Walking along Curvystrasse, a side street in the fast gentrifying district of Kreuzberg, you could easily miss Papiertiger. Thick vines almost completely cover the archive’s front and there’s little signage, save for a painted yellow 2-by-4 sign hidden in the brush. A passerby might feel intimated by the mysterious and somewhat distinguished facade, with its windows hinting at wooden interiors and people poring over stacks of tomes inside. I’ve heard tell of a historical zine collection inside, with some pickings dating back to before the Berlin Wall. Otherwise though, I might have walked right on by, unsure of what the space could hold.
The answer, it turns out, is tons of paper. Over its 26-year history documenting social movements in Germany and beyond, Papiertiger has crammed its interiors with 2,300 binders of pamphlets, newspaper clippings and leaflets. There are 9,000 books, 3,500 German newspapers dating back to the 1960s and a poster archive numbering in the thousands. Everything is organized by topic, such as the peace or women’s movement, and also by country or region. All this is maintained by two volunteers who, understandably, fall behind in meticulously organizing all this ephemera. Boxes exploding with paper sit in front of the ceiling-high shelves, waiting patiently to be filed.

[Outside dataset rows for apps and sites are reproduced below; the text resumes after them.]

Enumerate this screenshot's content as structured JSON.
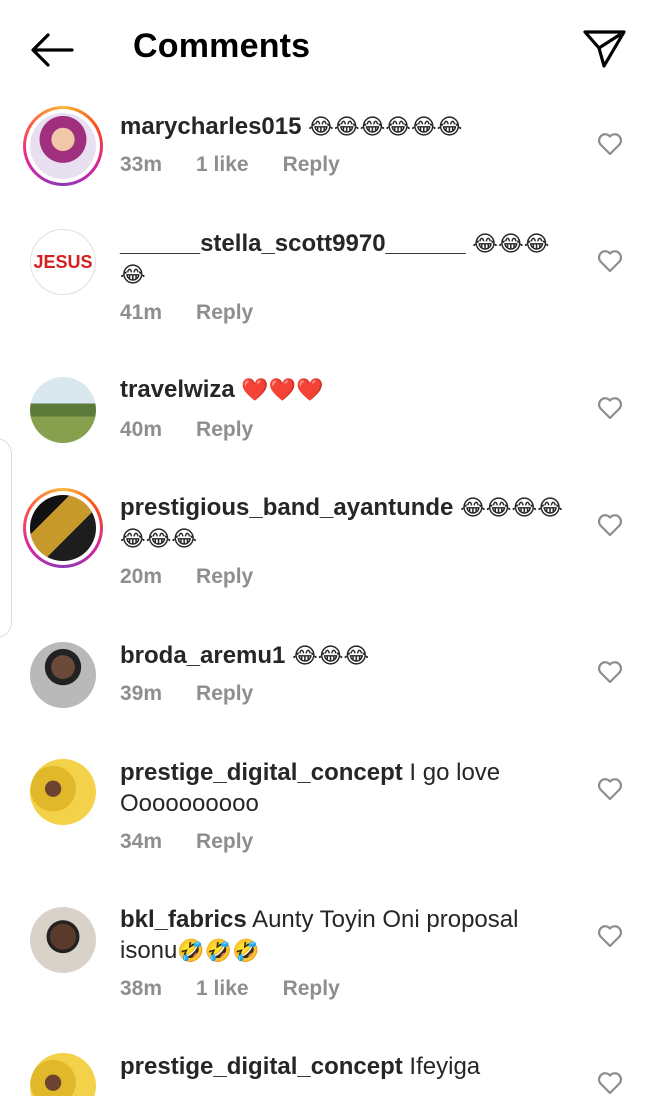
{
  "header": {
    "title": "Comments",
    "back_icon": "arrow-left-icon",
    "send_icon": "paper-plane-icon"
  },
  "comments": [
    {
      "user": "marycharles015",
      "text": "",
      "emoji": "😂😂😂😂😂😂",
      "time": "33m",
      "likes": "1 like",
      "reply": "Reply",
      "story_ring": true,
      "avatar": "avatar-woman-purple"
    },
    {
      "user": "______stella_scott9970______",
      "text": "",
      "emoji": "😂😂😂😂",
      "time": "41m",
      "likes": "",
      "reply": "Reply",
      "story_ring": false,
      "avatar": "avatar-jesus-text",
      "avatar_text": "JESUS"
    },
    {
      "user": "travelwiza",
      "text": "",
      "emoji": "❤️❤️❤️",
      "time": "40m",
      "likes": "",
      "reply": "Reply",
      "story_ring": false,
      "avatar": "avatar-landscape"
    },
    {
      "user": "prestigious_band_ayantunde",
      "text": "",
      "emoji": "😂😂😂😂😂😂😂",
      "time": "20m",
      "likes": "",
      "reply": "Reply",
      "story_ring": true,
      "avatar": "avatar-band-poster"
    },
    {
      "user": "broda_aremu1",
      "text": "",
      "emoji": "😂😂😂",
      "time": "39m",
      "likes": "",
      "reply": "Reply",
      "story_ring": false,
      "avatar": "avatar-man-cap"
    },
    {
      "user": "prestige_digital_concept",
      "text": "I go love Oooooooooo",
      "emoji": "",
      "time": "34m",
      "likes": "",
      "reply": "Reply",
      "story_ring": false,
      "avatar": "avatar-couple-yellow"
    },
    {
      "user": "bkl_fabrics",
      "text": "Aunty Toyin Oni proposal isonu",
      "emoji": "🤣🤣🤣",
      "time": "38m",
      "likes": "1 like",
      "reply": "Reply",
      "story_ring": false,
      "avatar": "avatar-woman-smile"
    },
    {
      "user": "prestige_digital_concept",
      "text": "Ifeyiga",
      "emoji": "",
      "time": "",
      "likes": "",
      "reply": "",
      "story_ring": false,
      "avatar": "avatar-couple-yellow"
    }
  ],
  "colors": {
    "accent_text": "#262626",
    "meta": "#8e8e8e",
    "heart": "#8e8e8e"
  }
}
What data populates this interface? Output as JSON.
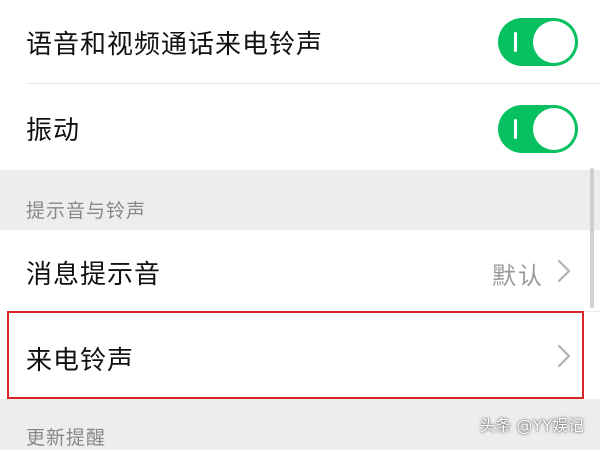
{
  "settings": {
    "call_ringtone_toggle": {
      "label": "语音和视频通话来电铃声",
      "on": true
    },
    "vibration_toggle": {
      "label": "振动",
      "on": true
    },
    "section_sounds": {
      "title": "提示音与铃声"
    },
    "message_tone": {
      "label": "消息提示音",
      "value": "默认"
    },
    "ringtone": {
      "label": "来电铃声"
    },
    "section_updates": {
      "title": "更新提醒"
    }
  },
  "colors": {
    "toggle_on": "#07c160",
    "highlight": "#d9262b"
  },
  "icons": {
    "chevron": "chevron-right-icon",
    "toggle_knob": "toggle-knob"
  },
  "watermark": {
    "text": "头条 @YY娱记"
  }
}
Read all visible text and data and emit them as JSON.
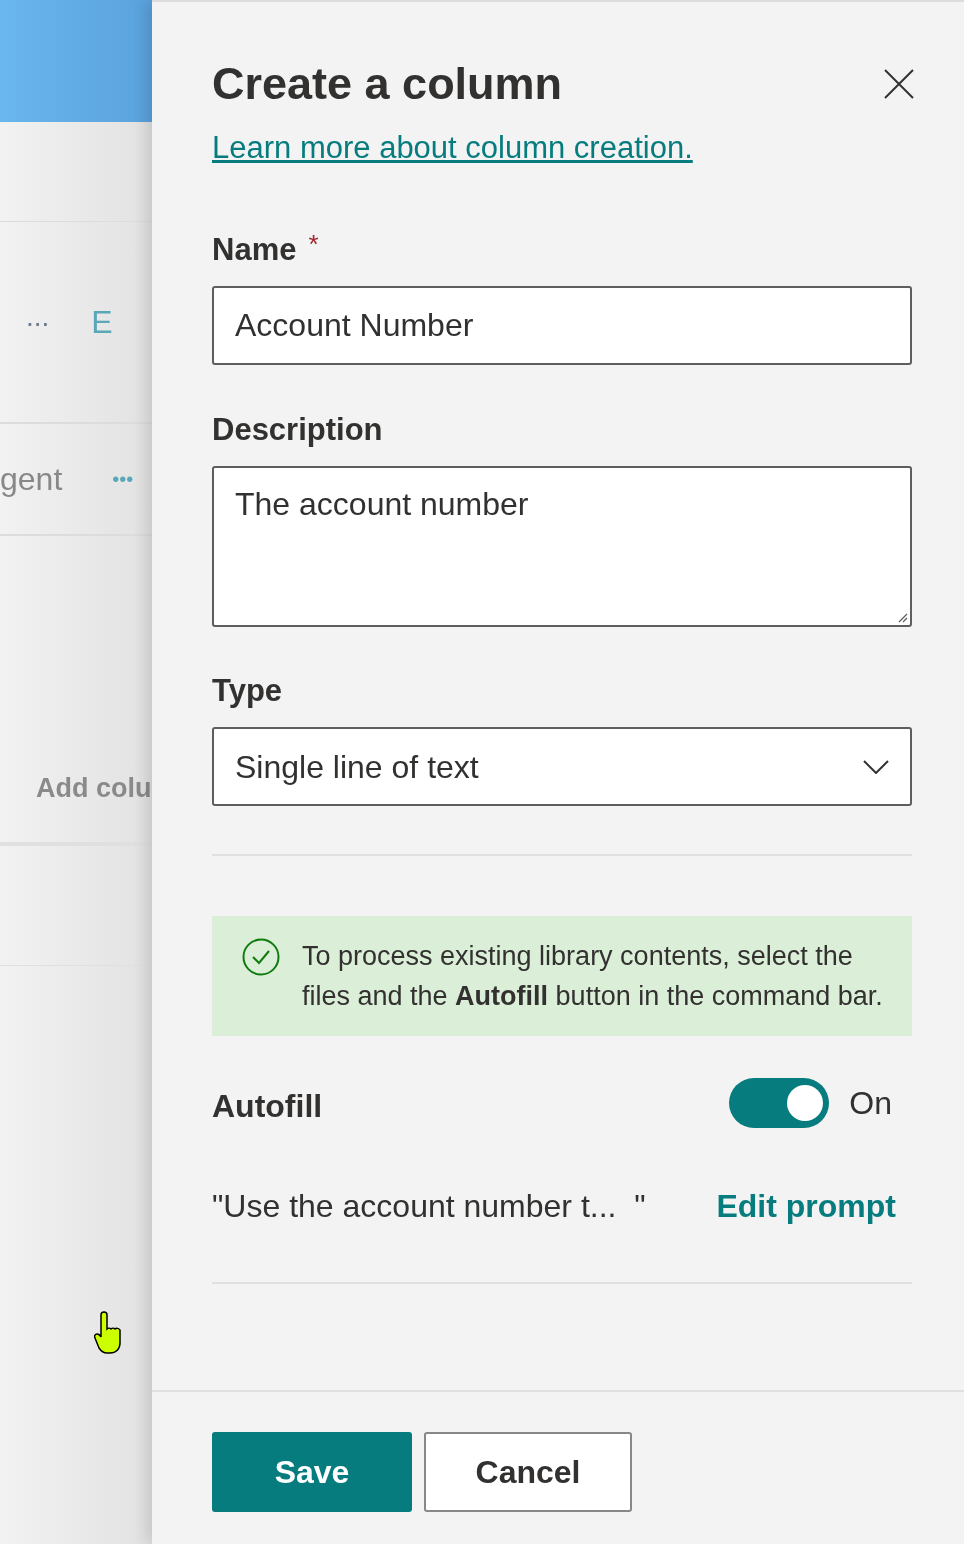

Upon first entering, there’s the front reading room, which looks not unlike the special collections room of a library. From there two doorways branch off into more doorways of more rooms with more shelves stacked with more binders and more books. There is no cataloging system per se, but one volunteer has two decades of worth of cataloging experience and all these shelves are organized somewhere in his head. When I ask after the historical zines, he gestures first to the turning metal racks by the front door that hold more contemporary zines. Then, he disappears down one of the hallways and returns with a file folder stuffed to the gills. Here she be: the mother lode. Political zines dating back to ‘60s and ‘70s all photocopied into black-and-white perfection, with images of waving flags, decaying skeletons and angry crowds remaking the social order. My German is shoddy at best, but phrases like “Wehrt euch!” leap from the page telling me these zines deal with resisting oppression of all kinds. My favourite, possibly because I can understand it, is titled “”Wie macht man ein Strassenfest?” (“How to hold a block party?”). The library no longer lends out these historical artifacts any more, but visitors to Berlin who are in the know can stop in and take a peek.